The Signs of Psychological Dependence
When you define the word psychological, it means someone’s mind or emotions. Therefore, when someone is psychologically dependent, that means they mentally depend on substances. Those who suffer from psychological dependence have a mental or emotional attachment to the substance or substances they are using.
Some believe psychological dependence is more dangerous than physical dependence because it leads to a toxic mental state and frequent use of a substance. Some also refer to this dependence as someone who is struggling with internal battles. Some of the signs and symptoms you can look for regarding this form of dependence include the following:
- Experiencing feelings of denial
- Experiencing intense cravings or restlessness
- Forming a mental obsession with getting the substance
- Loss of appetite

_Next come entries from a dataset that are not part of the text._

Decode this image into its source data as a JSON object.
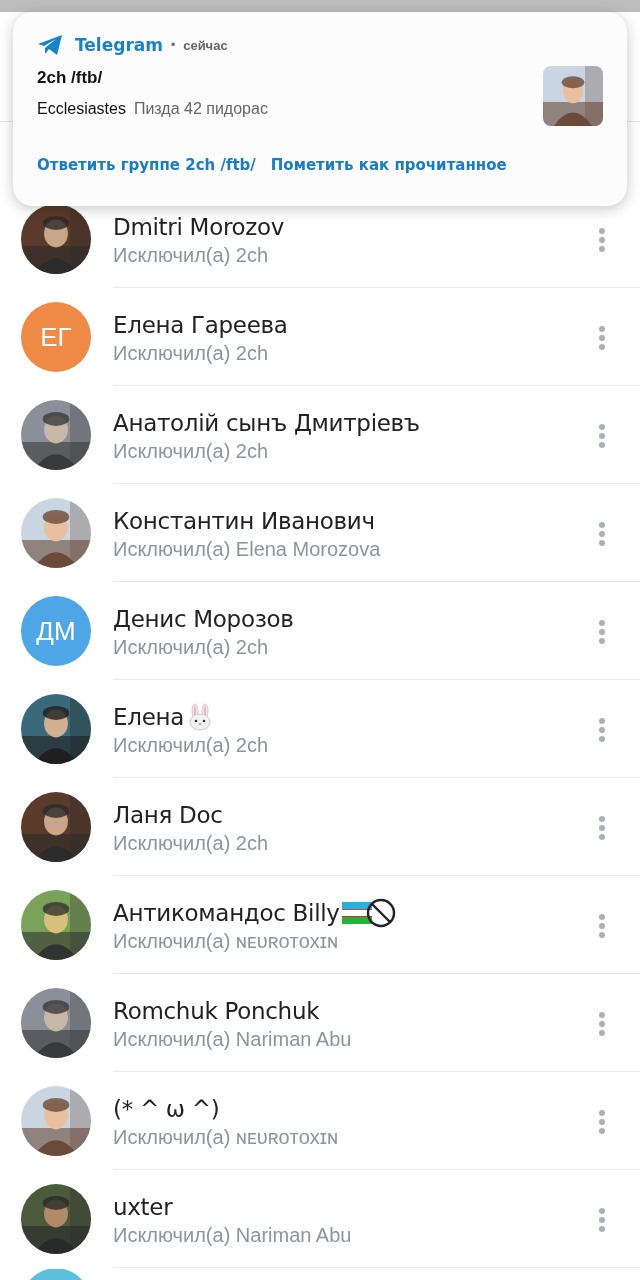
{
  "notification": {
    "app": "Telegram",
    "separator": "•",
    "time": "сейчас",
    "title": "2ch /ftb/",
    "sender": "Ecclesiastes",
    "message": "Пизда 42 пидорас",
    "thumbnail": {
      "kind": "picture"
    },
    "actions": [
      "Ответить группе 2ch /ftb/",
      "Пометить как прочитанное"
    ]
  },
  "members": [
    {
      "name": "Dmitri Morozov",
      "subtitle": "Исключил(а) 2ch",
      "avatar": {
        "kind": "picture"
      }
    },
    {
      "name": "Елена Гареева",
      "subtitle": "Исключил(а) 2ch",
      "avatar": {
        "kind": "initials",
        "initials": "ЕГ",
        "color": "#f08a47"
      }
    },
    {
      "name": "Анатолій сынъ Дмитріевъ",
      "subtitle": "Исключил(а) 2ch",
      "avatar": {
        "kind": "picture"
      }
    },
    {
      "name": "Константин Иванович",
      "subtitle": "Исключил(а) Elena Morozova",
      "avatar": {
        "kind": "picture"
      }
    },
    {
      "name": "Денис Морозов",
      "subtitle": "Исключил(а) 2ch",
      "avatar": {
        "kind": "initials",
        "initials": "ДМ",
        "color": "#4fa6e6"
      }
    },
    {
      "name": "Елена",
      "emoji": [
        {
          "kind": "rabbit"
        }
      ],
      "subtitle": "Исключил(а) 2ch",
      "avatar": {
        "kind": "picture"
      }
    },
    {
      "name": "Ланя Doc",
      "subtitle": "Исключил(а) 2ch",
      "avatar": {
        "kind": "picture"
      }
    },
    {
      "name": "Антикомандос Billy",
      "emoji": [
        {
          "kind": "flag"
        },
        {
          "kind": "prohibited"
        }
      ],
      "subtitle": "Исключил(а) ɴᴇᴜʀᴏᴛᴏxɪɴ",
      "avatar": {
        "kind": "picture"
      }
    },
    {
      "name": "Romchuk Ponchuk",
      "subtitle": "Исключил(а) Nariman Abu",
      "avatar": {
        "kind": "picture"
      }
    },
    {
      "name": "(* ^ ω ^)",
      "subtitle": "Исключил(а) ɴᴇᴜʀᴏᴛᴏxɪɴ",
      "avatar": {
        "kind": "picture"
      }
    },
    {
      "name": "uxter",
      "subtitle": "Исключил(а) Nariman Abu",
      "avatar": {
        "kind": "picture"
      }
    }
  ]
}
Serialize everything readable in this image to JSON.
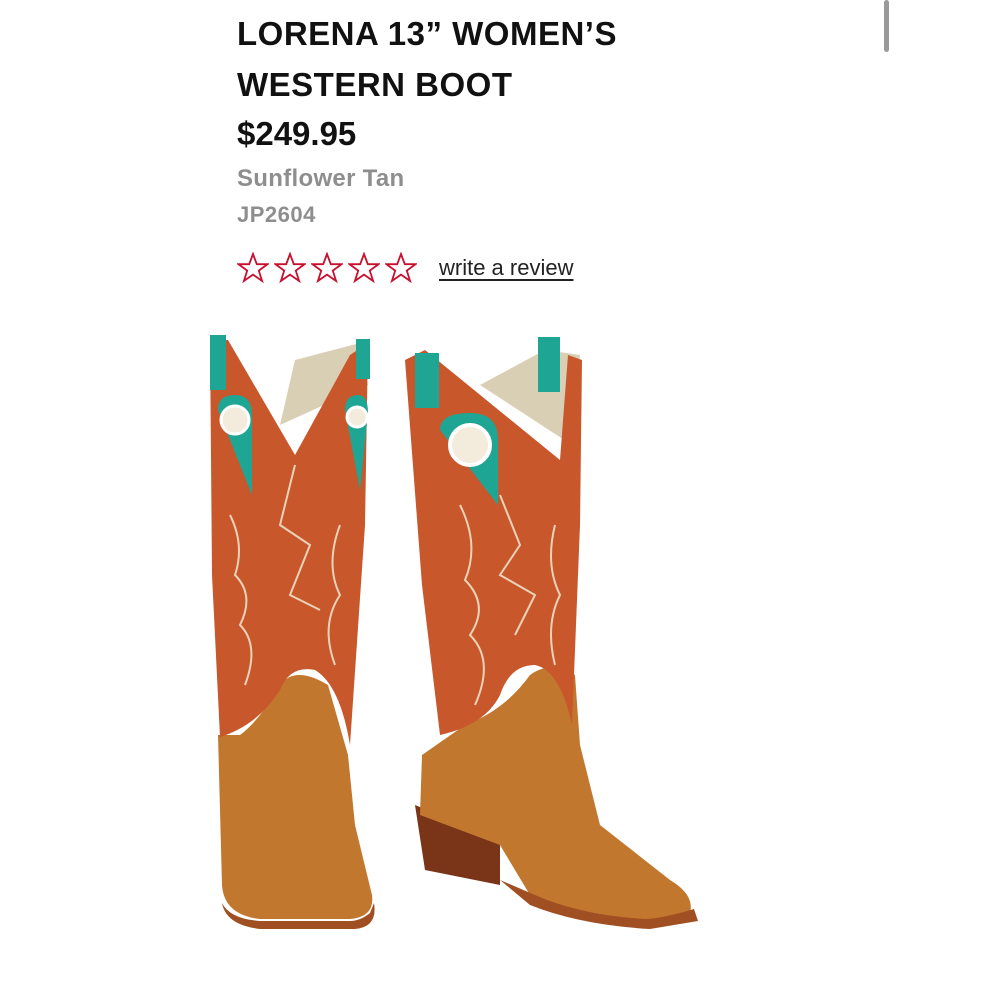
{
  "product": {
    "title": "LORENA 13” WOMEN’S WESTERN BOOT",
    "price": "$249.95",
    "color_name": "Sunflower Tan",
    "sku": "JP2604"
  },
  "rating": {
    "stars_filled": 0,
    "stars_total": 5,
    "star_color": "#c8102e",
    "write_review_label": "write a review"
  },
  "colors": {
    "boot_shaft": "#c9572c",
    "boot_foot": "#c2772f",
    "accent_teal": "#1fa594"
  }
}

- Not being able to imagine how to cope without the substance
- Not using the substance leading to insomnia or anxiety
About the Formation of Psychological Dependence
We are made up of our biological processes. We carry these primitive traits around with use daily, even when they are not apparent. That means, as a regular part of our daily routines, we are using the pleasure-reward system in our brain. As we repeat these habits, no matter if they are good or bad, they become stronger.
Going through this cycle is often referred to as experiencing the habit loop. That loop breaks down into three parts, including the trigger, behavior, and reward. Here is an example of how that loop looks for substance abuse disorder:
- Trigger: Work caused stress and, as a result, you want a drink
- Behavior: This is the act of drinking
- Reward: Experiencing temporary stress relief
- Consequence: While this is not part of the habit loop, these acts lead to your brain curbing negative emotions and depends on the reward
Treatment for psychological dependence typically occurs after someone detoxes off of a substance. Because the detox process does not include emotional or mental dependence on substances, therapy, or classes are available to help with that attachment. As people suffering from addiction go through these therapies, they must also develop a strategy to prevent relapsing.
When Other Disorders Co-Occur with Psychological Dependence
Those who suffer from co-occurring disorders go through a dual-diagnosis treatment process. When a person suffers from a co-occurring disorder, that means there is the presence of addiction and mental illness. For example, when anxiety symptoms present, a person might begin using a substance to cope. We learn from the National Institute of Mental Health that, during 2014, nearly eight million Americans had a mental illness and substance abuse disorder co-occurring.
It can be challenging to receive a proper diagnosis for mental health conditions and addiction due to their similarities of symptoms. Those challenges might lead to one disorder receiving treatment and the other remaining undiagnosed. The consequences of that occurring lead to patients being more vulnerable to their mental health worsening or experiencing a relapse.
The following are the most common co-occurring disorder categories those with psychological dependence fall into:
- Anxiety disorders
- Eating disorders
- Mood disorders
- Personality disorders
- Psychotic disorders
Reach Out to Blueprint Recovery Center
Are you worried that you, a friend, or a family member might be suffering from psychological dependence? Do you wonder about the causes and signs of this form of dependence? This issue is something that no one should have to go through alone. Blueprint Recovery Center offers programs to help you turn over a new leaf. Some of these programs include:
- Outpatient Treatment Program
- Intensive Outpatient Program (IOP)
- Partial Hospitalization Program (PHP)
- Alumni Program
Contact 833.654.1004 to learn more about what this is, as well as how you can receive support. Get the help that you need today.